*YOUR TASK*. In the records that follow, find each line containing "accessories" and copy it.

Items from an interface collection
----------------

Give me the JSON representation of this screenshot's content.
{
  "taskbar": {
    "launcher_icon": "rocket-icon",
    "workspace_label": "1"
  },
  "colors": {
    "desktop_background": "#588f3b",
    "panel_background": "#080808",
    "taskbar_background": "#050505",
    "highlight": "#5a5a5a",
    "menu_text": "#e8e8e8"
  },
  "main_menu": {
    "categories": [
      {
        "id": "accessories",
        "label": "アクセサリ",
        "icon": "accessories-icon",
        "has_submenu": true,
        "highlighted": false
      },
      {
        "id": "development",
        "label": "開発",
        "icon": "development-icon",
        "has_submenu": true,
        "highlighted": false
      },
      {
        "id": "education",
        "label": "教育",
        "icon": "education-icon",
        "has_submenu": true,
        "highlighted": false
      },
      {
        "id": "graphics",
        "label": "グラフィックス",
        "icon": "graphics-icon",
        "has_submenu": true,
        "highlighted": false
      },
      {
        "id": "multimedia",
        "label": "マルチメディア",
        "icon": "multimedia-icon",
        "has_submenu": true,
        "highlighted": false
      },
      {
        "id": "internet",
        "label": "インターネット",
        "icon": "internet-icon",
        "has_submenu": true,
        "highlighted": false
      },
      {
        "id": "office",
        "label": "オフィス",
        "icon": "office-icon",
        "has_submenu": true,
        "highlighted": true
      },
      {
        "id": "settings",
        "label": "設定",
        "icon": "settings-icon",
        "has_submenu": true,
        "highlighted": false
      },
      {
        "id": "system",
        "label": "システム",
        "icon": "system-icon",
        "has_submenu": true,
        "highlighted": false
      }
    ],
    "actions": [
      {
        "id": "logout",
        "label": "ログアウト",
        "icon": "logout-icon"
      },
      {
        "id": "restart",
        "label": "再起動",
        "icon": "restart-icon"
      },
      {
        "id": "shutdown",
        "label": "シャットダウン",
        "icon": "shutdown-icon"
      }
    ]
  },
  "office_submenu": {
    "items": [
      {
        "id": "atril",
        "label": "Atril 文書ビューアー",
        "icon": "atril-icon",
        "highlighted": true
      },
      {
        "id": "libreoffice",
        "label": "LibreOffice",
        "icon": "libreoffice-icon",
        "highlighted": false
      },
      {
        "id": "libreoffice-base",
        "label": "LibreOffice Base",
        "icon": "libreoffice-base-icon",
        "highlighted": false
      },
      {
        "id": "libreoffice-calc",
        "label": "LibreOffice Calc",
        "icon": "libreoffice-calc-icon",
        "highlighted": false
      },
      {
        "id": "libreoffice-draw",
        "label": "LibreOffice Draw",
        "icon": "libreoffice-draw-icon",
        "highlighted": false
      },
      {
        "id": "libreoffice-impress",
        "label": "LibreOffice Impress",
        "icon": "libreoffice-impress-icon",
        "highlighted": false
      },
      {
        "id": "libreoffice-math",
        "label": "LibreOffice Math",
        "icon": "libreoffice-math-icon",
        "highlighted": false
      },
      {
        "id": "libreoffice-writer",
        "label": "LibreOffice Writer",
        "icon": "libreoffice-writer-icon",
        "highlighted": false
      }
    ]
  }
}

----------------

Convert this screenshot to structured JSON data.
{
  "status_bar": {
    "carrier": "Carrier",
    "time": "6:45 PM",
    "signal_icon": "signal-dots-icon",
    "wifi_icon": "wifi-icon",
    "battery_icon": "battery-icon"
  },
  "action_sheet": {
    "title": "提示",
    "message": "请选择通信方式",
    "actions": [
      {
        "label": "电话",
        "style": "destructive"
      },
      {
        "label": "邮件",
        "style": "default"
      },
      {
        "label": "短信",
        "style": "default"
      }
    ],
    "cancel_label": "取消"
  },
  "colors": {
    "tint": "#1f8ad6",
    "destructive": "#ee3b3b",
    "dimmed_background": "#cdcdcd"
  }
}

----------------

*OUTPUT FOR THIS EXERCISE*.
        "id": "accessories",
        "icon": "accessories-icon",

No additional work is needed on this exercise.